The Cleveland Indians started 1963 by trading their best hitter from 1962, Chuck Essegian, for a mediocre pitcher named Jerry Walker. Essegian stunk, so did Walker, and so did the 1963 Cleveland Indians. The end.
The Indians tried some new things in 1963 - they had players wear sleeveless jerseys with more red and they painted the lower stands citrus yellow (because what goes better together than red and yellow). These efforts were so successful they had the lowest attendance of any season since 1945 of 562,507 fans.
The 1963 season was notable in that Cleveland hosted the MLB All-Star game, a game chock full of Hall-of-Famers including Hank Aaron, Roberto Clemente, Sandy Koufax, Mickey Mantle, Willie Mays, Stan Musial, Warren Spahn and Carl Yastrzemski. The only Cleveland player to make the roster was Mudcat Grant, the Indians’ third-best pitcher in 1963, who didn’t appear in the game. You can listen to the game here. Cleveland turned out only 44K fans for the game, emphasizing the apathy of the city for the team and the game of baseball in general. One wonder if this is the time period in which Cleveland became firmly a football town. Rumors that the Indians would move continued to swirl as new majority owner and GM, Gabe Paul, continued a constant roster churn strategy that, unsurprisingly, did not produce consistent performance.
Jack Kralick (125 ERA+) and Pedro Ramos (117 ERA+) were the best pitchers on this 79-83 team. First Baseman Fred Whitfield had a 122 OPS+ and Woodie Held had a 121 OPS+. The Indians made one of their few good trades in acquiring catcher Joe Azcue who proceeded to consistently put up 2 wins a year at the catching position. Props to Azcue, but that being the best trade of a decade is... not good.
Some fun things that happened in this unmemorable season:
- On June 14th, Willike Kirkland hit two extra-inning homers to help the Indians win 3-2 in the 19th inning.
-The Indians signed old friend, Early Wynn, on June 3rd, allowing him to end his Hall of Fame career in Cleveland and get his 300th win on July 13th.

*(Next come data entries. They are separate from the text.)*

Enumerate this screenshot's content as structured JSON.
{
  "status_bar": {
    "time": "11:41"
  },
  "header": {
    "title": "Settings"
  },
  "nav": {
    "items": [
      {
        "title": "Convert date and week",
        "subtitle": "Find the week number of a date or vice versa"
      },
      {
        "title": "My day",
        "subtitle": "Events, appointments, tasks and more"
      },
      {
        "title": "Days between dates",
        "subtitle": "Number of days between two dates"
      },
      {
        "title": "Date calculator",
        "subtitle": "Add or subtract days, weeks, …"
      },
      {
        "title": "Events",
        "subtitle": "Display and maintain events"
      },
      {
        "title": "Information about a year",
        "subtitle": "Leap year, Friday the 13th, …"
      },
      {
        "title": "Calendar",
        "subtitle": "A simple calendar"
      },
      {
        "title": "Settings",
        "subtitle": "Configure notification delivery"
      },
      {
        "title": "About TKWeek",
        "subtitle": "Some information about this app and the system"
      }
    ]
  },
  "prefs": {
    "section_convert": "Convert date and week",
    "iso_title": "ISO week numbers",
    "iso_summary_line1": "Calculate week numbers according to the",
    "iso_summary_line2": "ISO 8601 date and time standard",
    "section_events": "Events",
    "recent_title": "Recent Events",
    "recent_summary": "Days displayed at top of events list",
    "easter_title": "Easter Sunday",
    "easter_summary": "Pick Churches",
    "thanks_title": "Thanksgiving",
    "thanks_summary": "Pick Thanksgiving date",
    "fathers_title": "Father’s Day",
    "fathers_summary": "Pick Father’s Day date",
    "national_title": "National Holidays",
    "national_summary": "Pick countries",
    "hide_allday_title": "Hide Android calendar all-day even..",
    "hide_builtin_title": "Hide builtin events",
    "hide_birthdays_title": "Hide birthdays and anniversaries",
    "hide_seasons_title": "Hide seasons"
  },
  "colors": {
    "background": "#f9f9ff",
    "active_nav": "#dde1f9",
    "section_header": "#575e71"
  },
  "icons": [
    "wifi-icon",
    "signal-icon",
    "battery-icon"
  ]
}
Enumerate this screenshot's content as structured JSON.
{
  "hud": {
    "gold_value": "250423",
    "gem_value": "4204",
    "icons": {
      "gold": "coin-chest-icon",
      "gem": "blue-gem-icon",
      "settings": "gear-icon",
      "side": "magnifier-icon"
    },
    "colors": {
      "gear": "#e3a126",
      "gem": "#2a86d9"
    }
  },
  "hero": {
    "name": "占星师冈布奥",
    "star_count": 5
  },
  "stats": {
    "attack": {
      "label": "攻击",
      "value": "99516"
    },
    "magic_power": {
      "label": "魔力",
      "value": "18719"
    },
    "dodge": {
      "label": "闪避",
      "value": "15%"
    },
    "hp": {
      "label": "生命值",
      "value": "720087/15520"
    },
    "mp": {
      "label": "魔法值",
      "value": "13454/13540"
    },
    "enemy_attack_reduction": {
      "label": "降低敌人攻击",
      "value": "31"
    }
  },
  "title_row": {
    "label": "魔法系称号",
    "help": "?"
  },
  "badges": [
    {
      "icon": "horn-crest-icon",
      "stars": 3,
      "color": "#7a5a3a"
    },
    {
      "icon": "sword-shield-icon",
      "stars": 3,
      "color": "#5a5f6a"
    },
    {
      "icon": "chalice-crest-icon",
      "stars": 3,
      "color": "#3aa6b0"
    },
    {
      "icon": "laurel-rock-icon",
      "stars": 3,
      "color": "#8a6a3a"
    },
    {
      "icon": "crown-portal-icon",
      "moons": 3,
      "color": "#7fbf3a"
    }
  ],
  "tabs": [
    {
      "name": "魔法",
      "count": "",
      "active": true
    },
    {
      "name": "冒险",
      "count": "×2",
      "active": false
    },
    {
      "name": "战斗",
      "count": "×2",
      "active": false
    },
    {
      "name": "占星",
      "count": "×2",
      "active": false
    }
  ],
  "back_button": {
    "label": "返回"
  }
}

-Al Luplow made an amazing catch and flipped over a fence in Fenway Park, ala Austin Jackson, on June 27th.
-Pedro Ramos struckout 15 batters and hit two home runs in a win against the Angels on July 31st.
-Tito Francona hit a home run to tie a game 1-1 in the bottom of the tenth against the Red Sox, and then knocked in the winning run with a single in the 15th on August 25th. I like to imagine his four-year old son watching this game and deciding he wanted to manage in Cleveland someday. It’s also neat to imagine Terry Francona remembering walkoff hits from his dad when his players hit their own in Cleveland some 50-60 years later.
With that said, the best thing about the 1963 season is that it did not end up being the last for professional baseball in Cleveland. The bad news is that means they were set up to run it back for another “meh” finish in 1964.